# [Supplied material]
■ ■ ■

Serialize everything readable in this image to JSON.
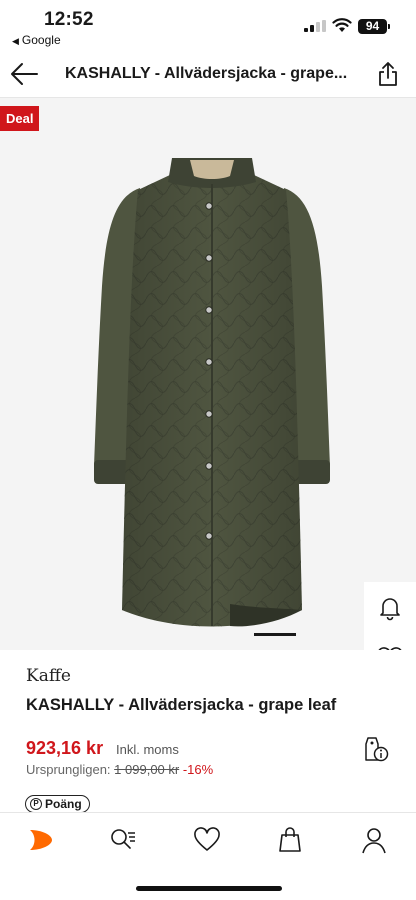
{
  "status_bar": {
    "time": "12:52",
    "back_app": "Google",
    "battery": "94"
  },
  "nav": {
    "title": "KASHALLY - Allvädersjacka - grape..."
  },
  "badge": {
    "label": "Deal",
    "color": "#d0161b"
  },
  "product": {
    "brand": "Kaffe",
    "name": "KASHALLY - Allvädersjacka - grape leaf",
    "price": "923,16 kr",
    "price_note": "Inkl. moms",
    "original_label": "Ursprungligen:",
    "original_price": "1 099,00 kr",
    "discount": "-16%",
    "points_label": "Poäng",
    "accent_color": "#d0161b",
    "image_color": "#4f5540"
  },
  "gallery": {
    "current_index": 1,
    "total_images": 1
  },
  "icons": {
    "back": "arrow-left-icon",
    "share": "share-icon",
    "bell": "bell-icon",
    "heart": "heart-icon",
    "bag": "shopping-bag-icon",
    "outfit": "outfit-icon",
    "pricetag": "pricetag-info-icon"
  },
  "tabs": [
    {
      "name": "home",
      "icon": "zalando-logo-icon"
    },
    {
      "name": "search",
      "icon": "search-icon"
    },
    {
      "name": "wishlist",
      "icon": "heart-icon"
    },
    {
      "name": "bag",
      "icon": "bag-icon"
    },
    {
      "name": "profile",
      "icon": "user-icon"
    }
  ]
}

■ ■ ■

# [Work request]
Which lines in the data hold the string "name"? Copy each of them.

# [Response to this task]
    "name": "KASHALLY - Allvädersjacka - grape leaf",
      "name": "home",
      "name": "search",
      "name": "wishlist",
      "name": "bag",
      "name": "profile",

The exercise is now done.